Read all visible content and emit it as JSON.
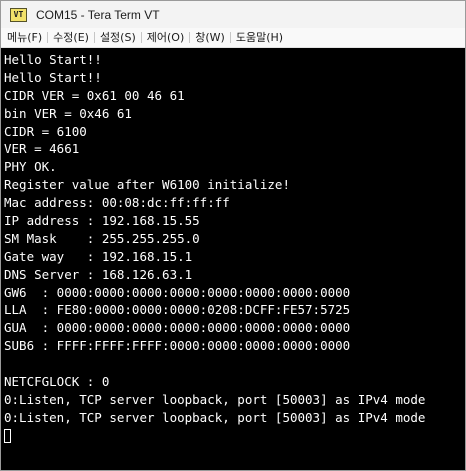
{
  "window": {
    "icon_text": "VT",
    "title": "COM15 - Tera Term VT"
  },
  "menu": [
    {
      "label": "메뉴(F)"
    },
    {
      "label": "수정(E)"
    },
    {
      "label": "설정(S)"
    },
    {
      "label": "제어(O)"
    },
    {
      "label": "창(W)"
    },
    {
      "label": "도움말(H)"
    }
  ],
  "terminal": {
    "lines": [
      "Hello Start!!",
      "Hello Start!!",
      "CIDR VER = 0x61 00 46 61",
      "bin VER = 0x46 61",
      "CIDR = 6100",
      "VER = 4661",
      "PHY OK.",
      "Register value after W6100 initialize!",
      "Mac address: 00:08:dc:ff:ff:ff",
      "IP address : 192.168.15.55",
      "SM Mask    : 255.255.255.0",
      "Gate way   : 192.168.15.1",
      "DNS Server : 168.126.63.1",
      "GW6  : 0000:0000:0000:0000:0000:0000:0000:0000",
      "LLA  : FE80:0000:0000:0000:0208:DCFF:FE57:5725",
      "GUA  : 0000:0000:0000:0000:0000:0000:0000:0000",
      "SUB6 : FFFF:FFFF:FFFF:0000:0000:0000:0000:0000",
      "",
      "NETCFGLOCK : 0",
      "0:Listen, TCP server loopback, port [50003] as IPv4 mode",
      "0:Listen, TCP server loopback, port [50003] as IPv4 mode"
    ]
  }
}
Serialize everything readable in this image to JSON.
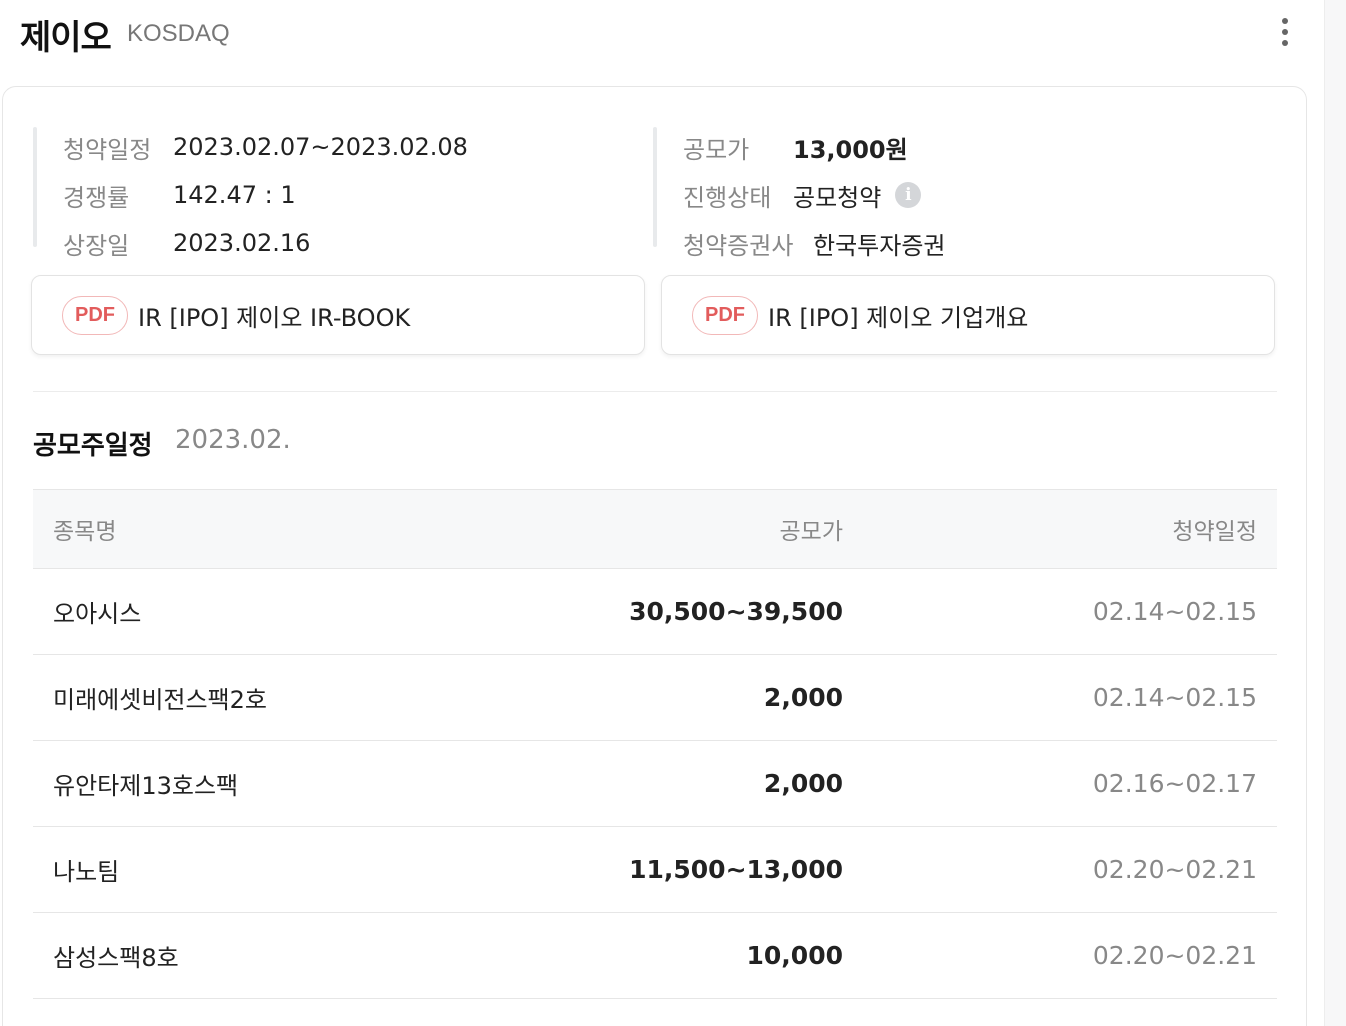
{
  "header": {
    "stock_name": "제이오",
    "market": "KOSDAQ",
    "more_icon": "more-vertical-icon"
  },
  "info": {
    "left": [
      {
        "label": "청약일정",
        "value": "2023.02.07~2023.02.08"
      },
      {
        "label": "경쟁률",
        "value": "142.47 : 1"
      },
      {
        "label": "상장일",
        "value": "2023.02.16"
      }
    ],
    "right": [
      {
        "label": "공모가",
        "value": "13,000원"
      },
      {
        "label": "진행상태",
        "value": "공모청약"
      },
      {
        "label": "청약증권사",
        "value": "한국투자증권"
      }
    ],
    "info_icon": "i"
  },
  "documents": [
    {
      "badge": "PDF",
      "title": "IR [IPO] 제이오 IR-BOOK"
    },
    {
      "badge": "PDF",
      "title": "IR [IPO] 제이오 기업개요"
    }
  ],
  "schedule": {
    "title": "공모주일정",
    "month": "2023.02.",
    "columns": [
      "종목명",
      "공모가",
      "청약일정"
    ],
    "rows": [
      {
        "name": "오아시스",
        "price": "30,500~39,500",
        "dates": "02.14~02.15"
      },
      {
        "name": "미래에셋비전스팩2호",
        "price": "2,000",
        "dates": "02.14~02.15"
      },
      {
        "name": "유안타제13호스팩",
        "price": "2,000",
        "dates": "02.16~02.17"
      },
      {
        "name": "나노팀",
        "price": "11,500~13,000",
        "dates": "02.20~02.21"
      },
      {
        "name": "삼성스팩8호",
        "price": "10,000",
        "dates": "02.20~02.21"
      }
    ]
  },
  "colors": {
    "pdf_accent": "#e25c5c",
    "muted_text": "#888888"
  }
}
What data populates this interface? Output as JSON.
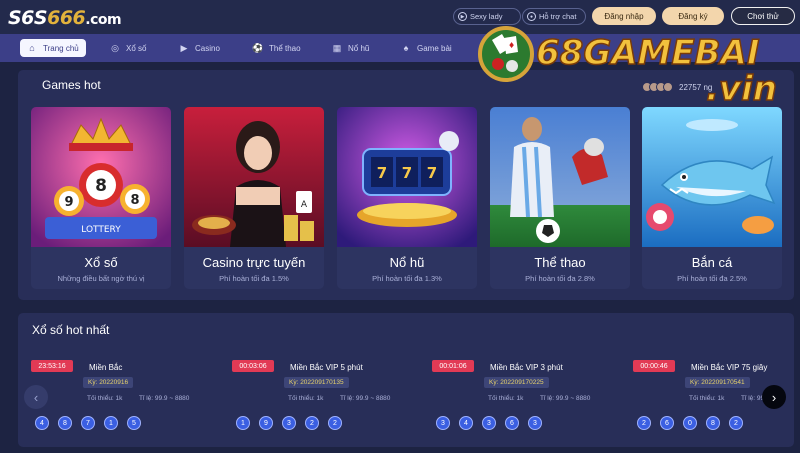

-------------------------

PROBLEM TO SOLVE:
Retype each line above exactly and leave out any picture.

COMPLETED TASK:
Read all visible content and emit it as JSON.
{
  "window": {
    "icon_text": "VT",
    "title": "COM15 - Tera Term VT"
  },
  "menu": [
    {
      "label": "메뉴(F)"
    },
    {
      "label": "수정(E)"
    },
    {
      "label": "설정(S)"
    },
    {
      "label": "제어(O)"
    },
    {
      "label": "창(W)"
    },
    {
      "label": "도움말(H)"
    }
  ],
  "terminal": {
    "lines": [
      "Hello Start!!",
      "Hello Start!!",
      "CIDR VER = 0x61 00 46 61",
      "bin VER = 0x46 61",
      "CIDR = 6100",
      "VER = 4661",
      "PHY OK.",
      "Register value after W6100 initialize!",
      "Mac address: 00:08:dc:ff:ff:ff",
      "IP address : 192.168.15.55",
      "SM Mask    : 255.255.255.0",
      "Gate way   : 192.168.15.1",
      "DNS Server : 168.126.63.1",
      "GW6  : 0000:0000:0000:0000:0000:0000:0000:0000",
      "LLA  : FE80:0000:0000:0000:0208:DCFF:FE57:5725",
      "GUA  : 0000:0000:0000:0000:0000:0000:0000:0000",
      "SUB6 : FFFF:FFFF:FFFF:0000:0000:0000:0000:0000",
      "",
      "NETCFGLOCK : 0",
      "0:Listen, TCP server loopback, port [50003] as IPv4 mode",
      "0:Listen, TCP server loopback, port [50003] as IPv4 mode"
    ]
  }
}
Serialize everything readable in this image to JSON.
{
  "header": {
    "stock_name": "제이오",
    "market": "KOSDAQ",
    "more_icon": "more-vertical-icon"
  },
  "info": {
    "left": [
      {
        "label": "청약일정",
        "value": "2023.02.07~2023.02.08"
      },
      {
        "label": "경쟁률",
        "value": "142.47 : 1"
      },
      {
        "label": "상장일",
        "value": "2023.02.16"
      }
    ],
    "right": [
      {
        "label": "공모가",
        "value": "13,000원"
      },
      {
        "label": "진행상태",
        "value": "공모청약"
      },
      {
        "label": "청약증권사",
        "value": "한국투자증권"
      }
    ],
    "info_icon": "i"
  },
  "documents": [
    {
      "badge": "PDF",
      "title": "IR [IPO] 제이오 IR-BOOK"
    },
    {
      "badge": "PDF",
      "title": "IR [IPO] 제이오 기업개요"
    }
  ],
  "schedule": {
    "title": "공모주일정",
    "month": "2023.02.",
    "columns": [
      "종목명",
      "공모가",
      "청약일정"
    ],
    "rows": [
      {
        "name": "오아시스",
        "price": "30,500~39,500",
        "dates": "02.14~02.15"
      },
      {
        "name": "미래에셋비전스팩2호",
        "price": "2,000",
        "dates": "02.14~02.15"
      },
      {
        "name": "유안타제13호스팩",
        "price": "2,000",
        "dates": "02.16~02.17"
      },
      {
        "name": "나노팀",
        "price": "11,500~13,000",
        "dates": "02.20~02.21"
      },
      {
        "name": "삼성스팩8호",
        "price": "10,000",
        "dates": "02.20~02.21"
      }
    ]
  },
  "colors": {
    "pdf_accent": "#e25c5c",
    "muted_text": "#888888"
  }
}
What data populates this interface? Output as JSON.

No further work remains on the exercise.